The parties were married on 7 March 2002 in Wasponda, Soroako, Central Sulawesi (Sulawesi Tengah), by the local imam. The second applicant's father had acted as the marriage guardian (wali), two witnesses were present, and the dowry (mahar) was a one-gram gold ring. The first applicant was a widower and the second applicant a virgin, and there were no other bars to their marriage, such as being blood relatives or having shared the same wet nurse. After the parties were married, they had lived together and had one child, born on 4 February 2003. Their marriage, however, had not been registered with the local Office of Religious Affairs. In order to obtain a marriage book (buku nikah), the parties requested that their marriage be registered.
The court, pursuant to art 12(4) of Supreme Court Regulation No. 1 of 2015, ruled that the case could be adjudicated by a sole judge. Furthermore, the judge, pursuant to art 7(2) and (3)(d) and (e) of the Compilation of Islamic Laws, was of the opinion that the applicants' request could be considered by the court. The judge, pursuant to art 2(1) of Law No. 1 of 1974, stated that a marriage is lawful if conducted according to the respective religion and beliefs of the parties, which in this case was Islam. Applying art 14 of the Compilation of Islamic Laws, the judge stated that the pillars of marriage require that there be:

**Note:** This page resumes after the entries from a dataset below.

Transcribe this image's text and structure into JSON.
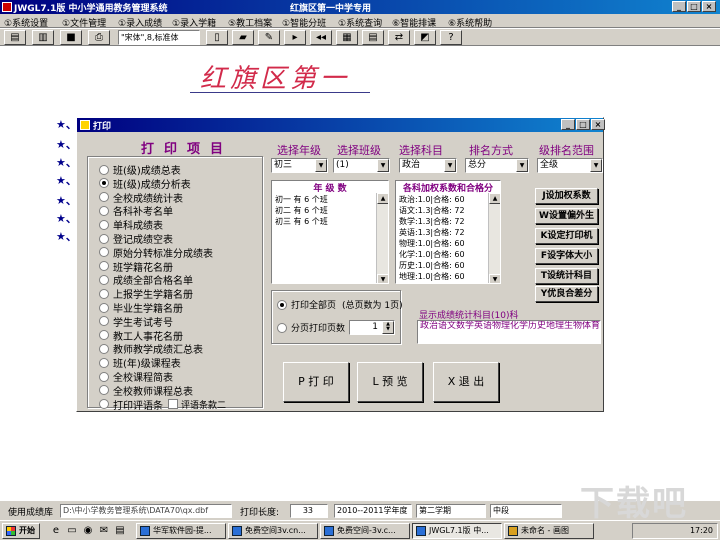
{
  "window": {
    "app_title": "JWGL7.1版 中小学通用教务管理系统",
    "center_title": "红旗区第一中学专用",
    "cap_buttons": [
      "_",
      "□",
      "×"
    ]
  },
  "menu": [
    "①系统设置",
    "①文件管理",
    "①录入成绩",
    "①录入学籍",
    "⑤教工档案",
    "①智能分班",
    "①系统查询",
    "⑥智能排课",
    "⑥系统帮助"
  ],
  "toolbar": {
    "font_value": "\"宋体\",8,标准体",
    "icons": [
      "report-icon",
      "chart-icon",
      "save-icon",
      "print-icon",
      "new-icon",
      "open-icon",
      "pencil-icon",
      "next-icon",
      "rewind-icon",
      "grid-icon",
      "table-icon",
      "export-icon",
      "color-icon",
      "help-icon"
    ]
  },
  "document": {
    "heading": "红旗区第一",
    "star": "★、"
  },
  "dialog": {
    "title": "打印",
    "caption_buttons": [
      "_",
      "□",
      "×"
    ],
    "print_items_heading": "打印项目",
    "report_items": [
      "班(级)成绩总表",
      "班(级)成绩分析表",
      "全校成绩统计表",
      "各科补考名单",
      "单科成绩表",
      "登记成绩空表",
      "原始分转标准分成绩表",
      "班学籍花名册",
      "成绩全部合格名单",
      "上报学生学籍名册",
      "毕业生学籍名册",
      "学生考试考号",
      "教工人事花名册",
      "教师教学成绩汇总表",
      "班(年)级课程表",
      "全校课程简表",
      "全校教师课程总表",
      "打印评语条"
    ],
    "selected_report_index": 1,
    "comment_checkbox_label": "评语条款二",
    "labels": {
      "grade": "选择年级",
      "class": "选择班级",
      "subject": "选择科目",
      "rank_method": "排名方式",
      "rank_range": "级排名范围"
    },
    "selects": {
      "grade": "初三",
      "class": "(1)",
      "subject": "政治",
      "rank_method": "总分",
      "rank_range": "全级"
    },
    "grade_list_header": "年 级 数",
    "grade_list": [
      "初一 有  6 个班",
      "初二 有  6 个班",
      "初三 有  6 个班"
    ],
    "weights_header": "各科加权系数和合格分",
    "weights": [
      "政治:1.0|合格: 60",
      "语文:1.3|合格: 72",
      "数学:1.3|合格: 72",
      "英语:1.3|合格: 72",
      "物理:1.0|合格: 60",
      "化学:1.0|合格: 60",
      "历史:1.0|合格: 60",
      "地理:1.0|合格: 60"
    ],
    "side_buttons": [
      "J设加权系数",
      "W设置偏外生",
      "K设定打印机",
      "F设字体大小",
      "T设统计科目",
      "Y优良合差分"
    ],
    "print_all_label": "打印全部页",
    "total_pages": "(总页数为 1页)",
    "paged_print_label": "分页打印页数",
    "page_count": "1",
    "stats_subjects_label": "显示成绩统计科目(10)科",
    "stats_subjects": "政治语文数学英语物理化学历史地理生物体育",
    "buttons": {
      "print": "P 打 印",
      "preview": "L 预 览",
      "exit": "X 退 出"
    }
  },
  "status": {
    "db_label": "使用成绩库",
    "db_path": "D:\\中小学教务管理系统\\DATA70\\qx.dbf",
    "print_length_label": "打印长度:",
    "print_length": "33",
    "school_year": "2010--2011学年度",
    "term": "第二学期",
    "exam": "中段"
  },
  "taskbar": {
    "start": "开始",
    "tasks": [
      "华军软件园-提...",
      "免费空间3v.cn...",
      "免费空间-3v.c...",
      "JWGL7.1版 中...",
      "未命名 - 画图"
    ],
    "active_task_index": 3,
    "clock": "17:20"
  },
  "watermark": "下载吧"
}
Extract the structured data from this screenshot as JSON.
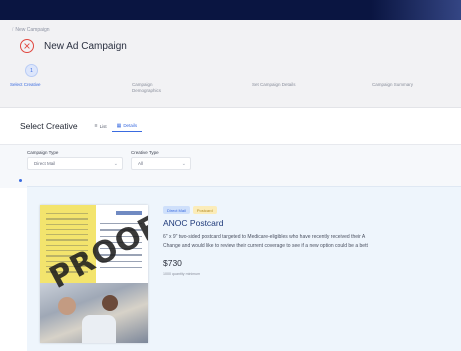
{
  "breadcrumb": {
    "root": "",
    "current": "New Campaign"
  },
  "title": "New Ad Campaign",
  "steps": [
    {
      "badge": "1",
      "label": "Select Creative",
      "label2": ""
    },
    {
      "badge": "",
      "label": "Campaign",
      "label2": "Demographics"
    },
    {
      "badge": "",
      "label": "Set Campaign Details",
      "label2": ""
    },
    {
      "badge": "",
      "label": "Campaign Summary",
      "label2": ""
    }
  ],
  "select": {
    "title": "Select Creative",
    "views": [
      {
        "icon": "list-icon",
        "label": "List"
      },
      {
        "icon": "grid-icon",
        "label": "Details"
      }
    ]
  },
  "filters": {
    "campaign_type": {
      "label": "Campaign Type",
      "value": "Direct Mail"
    },
    "creative_type": {
      "label": "Creative Type",
      "value": "All"
    }
  },
  "product": {
    "tags": [
      "Direct Mail",
      "Postcard"
    ],
    "name": "ANOC Postcard",
    "desc1": "6\" x 9\" two-sided postcard targeted to Medicare-eligibles who have recently received their A",
    "desc2": "Change and would like to review their current coverage to see if a new option could be a bett",
    "price": "$730",
    "min": "1000 quantity minimum",
    "watermark": "PROOF"
  },
  "colors": {
    "topbar": "#0a1541",
    "accent": "#3a6be0",
    "close": "#e0473f",
    "card": "#eef5fc"
  }
}
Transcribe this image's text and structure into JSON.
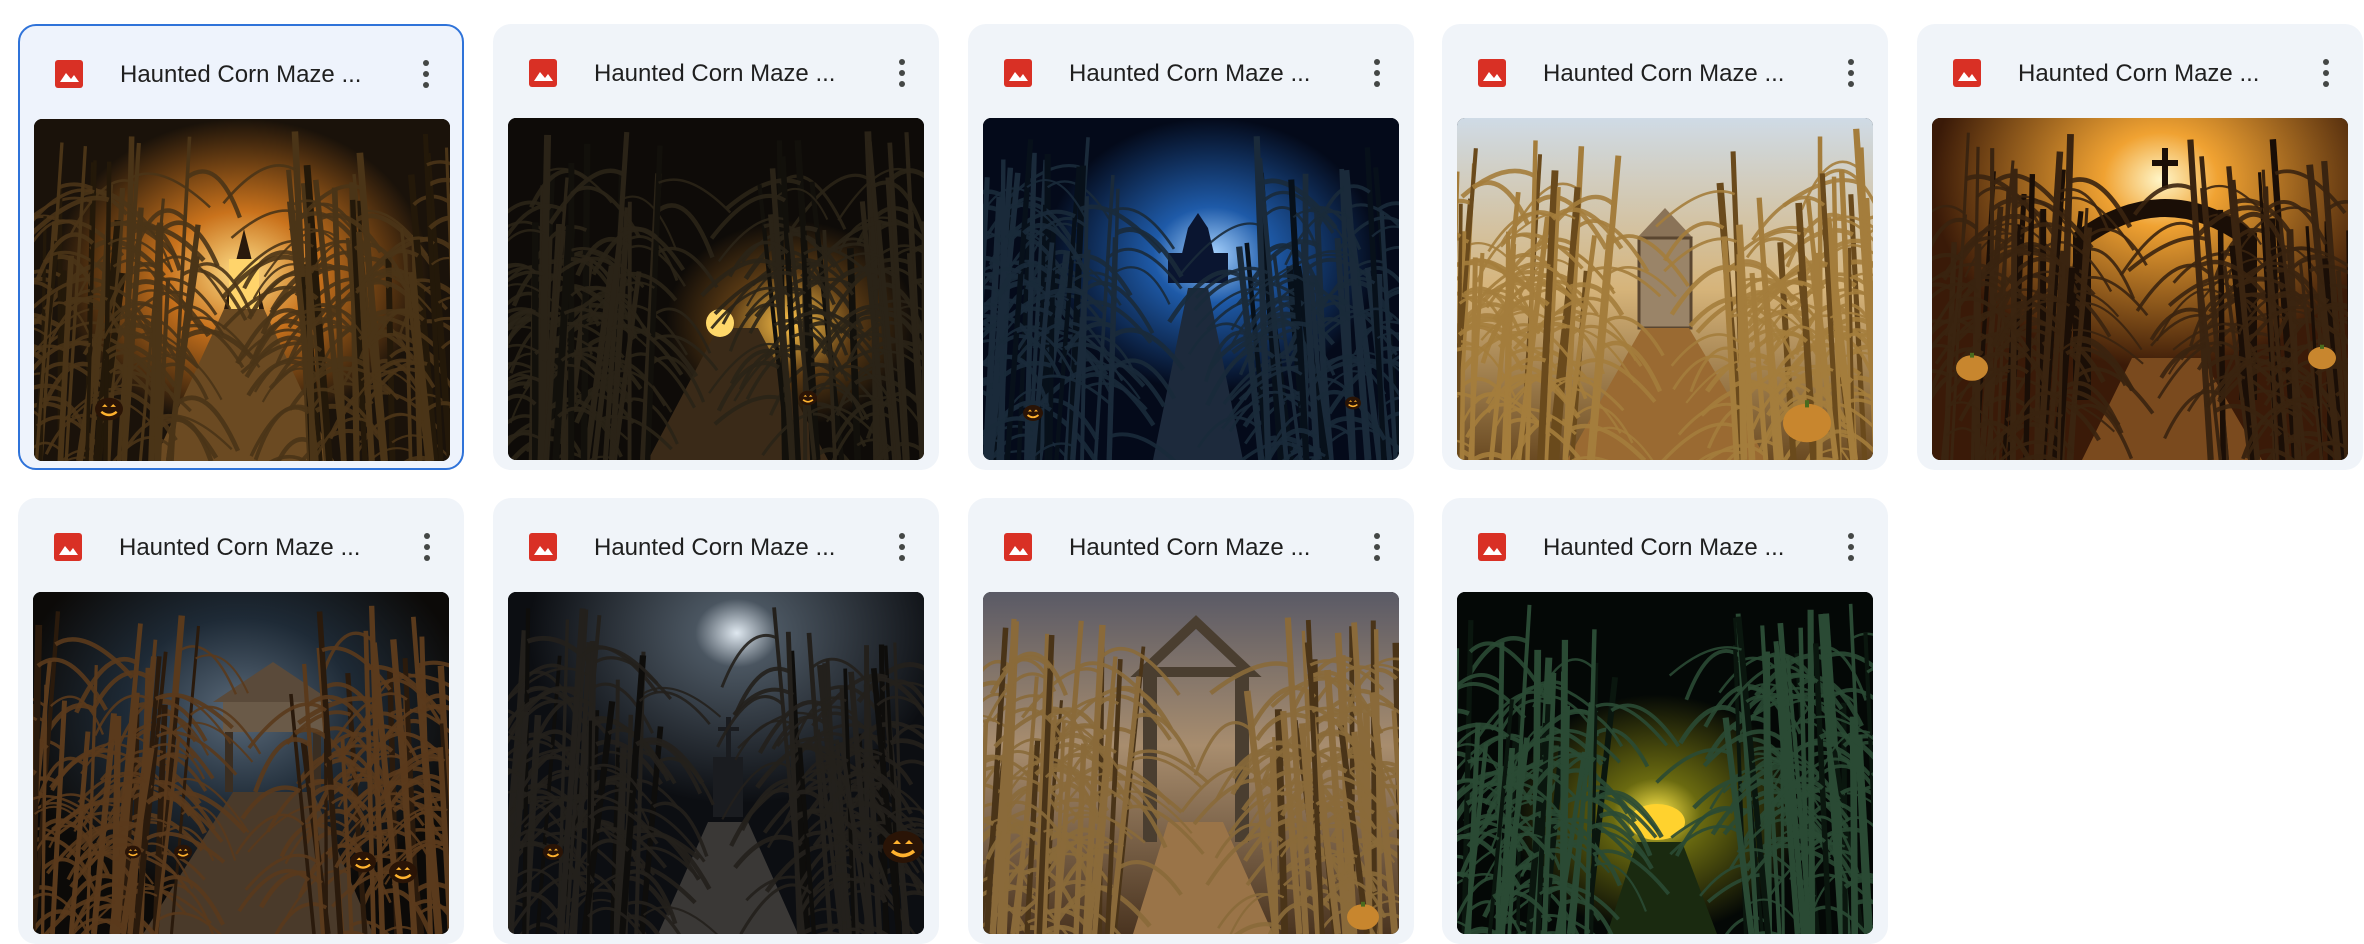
{
  "files": [
    {
      "title": "Haunted Corn Maze ...",
      "selected": true,
      "scene": "amber-tunnel"
    },
    {
      "title": "Haunted Corn Maze ...",
      "selected": false,
      "scene": "dark-glow"
    },
    {
      "title": "Haunted Corn Maze ...",
      "selected": false,
      "scene": "blue-night-church"
    },
    {
      "title": "Haunted Corn Maze ...",
      "selected": false,
      "scene": "day-door"
    },
    {
      "title": "Haunted Corn Maze ...",
      "selected": false,
      "scene": "sunset-gate"
    },
    {
      "title": "Haunted Corn Maze ...",
      "selected": false,
      "scene": "wooden-gate-pumpkins"
    },
    {
      "title": "Haunted Corn Maze ...",
      "selected": false,
      "scene": "moonlit-chapel"
    },
    {
      "title": "Haunted Corn Maze ...",
      "selected": false,
      "scene": "stone-arch-dusk"
    },
    {
      "title": "Haunted Corn Maze ...",
      "selected": false,
      "scene": "green-yellow-glow"
    }
  ],
  "colors": {
    "file_icon": "#d93025",
    "selection_border": "#2f73d9",
    "card_bg": "#f0f4f9"
  },
  "icons": {
    "file_type": "image-icon",
    "menu": "more-vert-icon"
  }
}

Finding that these criteria had been met, and that there were no other bars to their marriage, the judge, pursuant to art 2(1) of Law No. 1 of 1974 on Marriage, declared the marriage lawful (sah).